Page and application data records

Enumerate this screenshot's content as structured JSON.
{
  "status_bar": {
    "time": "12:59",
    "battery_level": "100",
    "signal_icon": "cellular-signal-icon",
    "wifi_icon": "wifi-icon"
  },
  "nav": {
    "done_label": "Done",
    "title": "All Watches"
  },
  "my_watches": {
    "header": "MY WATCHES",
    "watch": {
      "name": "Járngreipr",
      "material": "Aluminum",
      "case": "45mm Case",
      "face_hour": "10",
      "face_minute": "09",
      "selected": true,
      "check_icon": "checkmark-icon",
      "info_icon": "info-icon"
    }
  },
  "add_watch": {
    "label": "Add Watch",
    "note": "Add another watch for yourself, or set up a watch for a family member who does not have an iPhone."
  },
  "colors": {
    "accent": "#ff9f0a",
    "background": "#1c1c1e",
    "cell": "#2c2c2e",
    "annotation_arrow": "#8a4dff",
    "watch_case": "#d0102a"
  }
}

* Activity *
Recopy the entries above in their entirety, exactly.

* Exercise result *
Enumerate this screenshot's content as structured JSON.
{
  "status_bar": {
    "time": "12:59",
    "battery_level": "100",
    "signal_icon": "cellular-signal-icon",
    "wifi_icon": "wifi-icon"
  },
  "nav": {
    "done_label": "Done",
    "title": "All Watches"
  },
  "my_watches": {
    "header": "MY WATCHES",
    "watch": {
      "name": "Járngreipr",
      "material": "Aluminum",
      "case": "45mm Case",
      "face_hour": "10",
      "face_minute": "09",
      "selected": true,
      "check_icon": "checkmark-icon",
      "info_icon": "info-icon"
    }
  },
  "add_watch": {
    "label": "Add Watch",
    "note": "Add another watch for yourself, or set up a watch for a family member who does not have an iPhone."
  },
  "colors": {
    "accent": "#ff9f0a",
    "background": "#1c1c1e",
    "cell": "#2c2c2e",
    "annotation_arrow": "#8a4dff",
    "watch_case": "#d0102a"
  }
}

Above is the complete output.